(Entries from a dataset of interfaces)

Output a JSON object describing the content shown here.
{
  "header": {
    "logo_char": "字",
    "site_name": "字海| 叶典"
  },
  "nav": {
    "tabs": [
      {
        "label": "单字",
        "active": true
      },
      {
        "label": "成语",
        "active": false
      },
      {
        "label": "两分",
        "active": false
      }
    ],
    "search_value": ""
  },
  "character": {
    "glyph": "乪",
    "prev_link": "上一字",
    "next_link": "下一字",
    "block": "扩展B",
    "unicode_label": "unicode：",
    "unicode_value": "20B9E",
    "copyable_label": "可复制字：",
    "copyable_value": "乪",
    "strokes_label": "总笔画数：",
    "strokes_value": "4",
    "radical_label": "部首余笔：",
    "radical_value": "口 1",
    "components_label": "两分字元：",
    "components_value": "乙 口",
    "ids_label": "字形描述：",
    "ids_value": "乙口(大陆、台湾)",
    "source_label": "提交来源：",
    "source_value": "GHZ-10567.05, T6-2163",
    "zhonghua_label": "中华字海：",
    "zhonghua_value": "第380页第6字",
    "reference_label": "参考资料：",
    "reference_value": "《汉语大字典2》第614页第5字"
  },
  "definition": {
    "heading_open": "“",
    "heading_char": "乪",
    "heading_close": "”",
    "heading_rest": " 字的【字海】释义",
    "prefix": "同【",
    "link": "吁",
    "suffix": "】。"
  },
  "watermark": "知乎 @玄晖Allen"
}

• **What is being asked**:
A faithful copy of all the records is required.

• **Exercise output**:
Output a JSON object describing the content shown here.
{
  "header": {
    "logo_char": "字",
    "site_name": "字海| 叶典"
  },
  "nav": {
    "tabs": [
      {
        "label": "单字",
        "active": true
      },
      {
        "label": "成语",
        "active": false
      },
      {
        "label": "两分",
        "active": false
      }
    ],
    "search_value": ""
  },
  "character": {
    "glyph": "乪",
    "prev_link": "上一字",
    "next_link": "下一字",
    "block": "扩展B",
    "unicode_label": "unicode：",
    "unicode_value": "20B9E",
    "copyable_label": "可复制字：",
    "copyable_value": "乪",
    "strokes_label": "总笔画数：",
    "strokes_value": "4",
    "radical_label": "部首余笔：",
    "radical_value": "口 1",
    "components_label": "两分字元：",
    "components_value": "乙 口",
    "ids_label": "字形描述：",
    "ids_value": "乙口(大陆、台湾)",
    "source_label": "提交来源：",
    "source_value": "GHZ-10567.05, T6-2163",
    "zhonghua_label": "中华字海：",
    "zhonghua_value": "第380页第6字",
    "reference_label": "参考资料：",
    "reference_value": "《汉语大字典2》第614页第5字"
  },
  "definition": {
    "heading_open": "“",
    "heading_char": "乪",
    "heading_close": "”",
    "heading_rest": " 字的【字海】释义",
    "prefix": "同【",
    "link": "吁",
    "suffix": "】。"
  },
  "watermark": "知乎 @玄晖Allen"
}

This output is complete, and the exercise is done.